In addition to developer tests, Racemi has a dedicated group of test engineers who perform QA and acceptance tests before each new version of DynaCenter is released. The QA team needed a client library to use for testing the new web service. None of them are Java programmers, so the Dev team took on the task of basic Java integration testing. But for full-on regression testing and automation, QA needed something lightweight and easy to get up and running with quickly. Suds fit this bill quite nicely. It is a client-only SOAP interface for Python that reads the WSDL file at runtime and provides client bindings for the web service API. Armed with our WSDL and the Suds documentation, our QA team was able to start building a client test harness almost immediately.


At the beginning of our evaluation process, we knew there were a lot of ways to compare the available tools. At first, we weren’t sure if the code-from-WSDL model used by ZSI or the WSDL-from-code model used by TGWebServices and soaplib would be easier to use. After creating the simple echo service prototype with both tools, we found that writing Python and generating the WSDL worked much better for us. Because WSDL is an XML format primarily concerned with types, we found it excessively verbose compared to the Python needed to back it up. It felt much more natural to express our API with Python code and then generate the description of it. Starting with the code also lead to fewer situations where translating to WSDL produced errors, unlike when we tried to manage the WSDL by hand.

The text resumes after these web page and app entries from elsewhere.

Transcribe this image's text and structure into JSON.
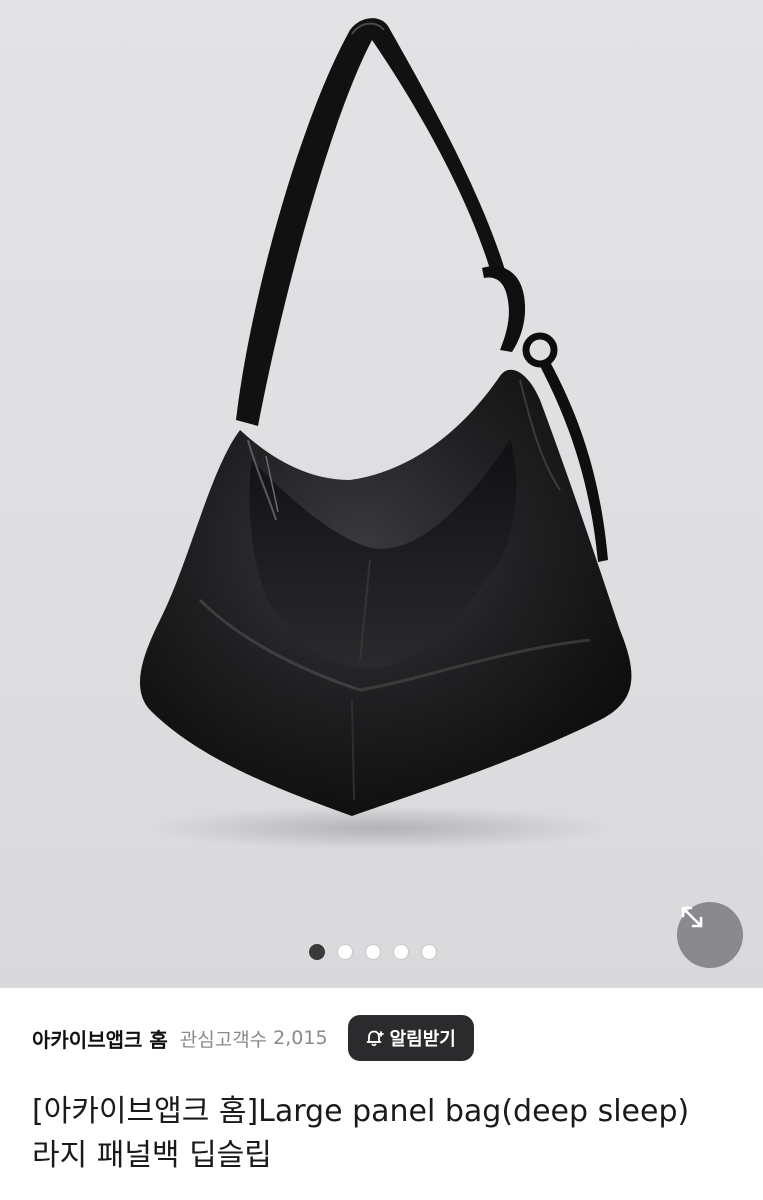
{
  "gallery": {
    "image_subject": "black-leather-shoulder-bag",
    "total_slides": 5,
    "active_slide": 1,
    "expand_icon": "expand-arrows-icon"
  },
  "store": {
    "name": "아카이브앱크 홈",
    "interest_label": "관심고객수",
    "interest_count": "2,015",
    "notify_icon": "bell-plus-icon",
    "notify_label": "알림받기"
  },
  "product": {
    "title_line1": "[아카이브앱크 홈]Large panel bag(deep sleep)",
    "title_line2": "라지 패널백 딥슬립"
  },
  "colors": {
    "hero_background": "#e0e0e3",
    "button_dark": "#2b2b2d",
    "muted_text": "#8a8a8e"
  }
}
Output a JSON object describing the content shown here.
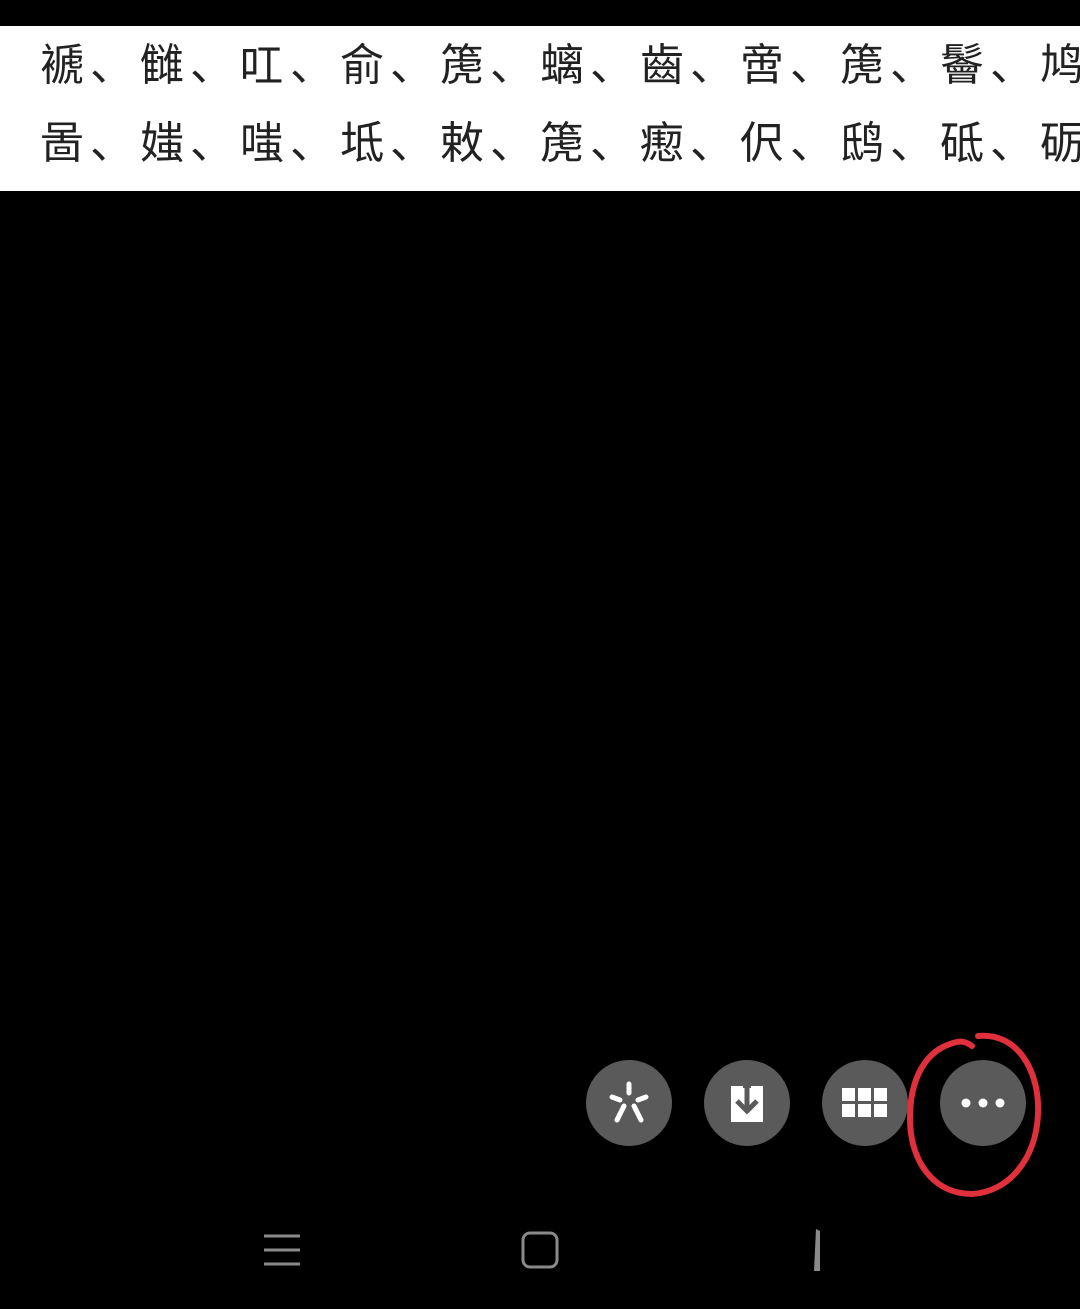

Because WSDL is an XML format primarily concerned with types, we found it excessively verbose compared to the Python needed to back it up.

As mentioned earlier, we ended up needing to patch TGWebServices to make it work correctly with TurboGears 1.1. Those patches were available on the Internet as separate downloads, but we decided to “fork” the original Mercurial repository and create a new version that included them directly. We have also added a few other enhancements, such as the option of specifying which formats (JSON and/or XML) to use when documenting sample types, and better SOAP error message handling. We are working with Christophe de Vienne to move those changes upstream.

TGWebServices stood out as the clear winner for our needs.

Aside from the ease of use benefits and technical merits of TGWebServices, there were several bonus features that made it appealing. The integration with Sphinx for generating documentation meant that not only would we not have to write the reference guide as a completely separate task, but it would never grow stale as code (especially data structures) changed during the evolution of the API. Getting the JSON for “free” was another big win for us because it made testing easier and did not lock us in to a SOAP solution for all of our partners. Couple that with the benefit of having the TurboGears framework already in place for a possible web UI down the road, and TGWebServices stood out as the clear winner for our needs.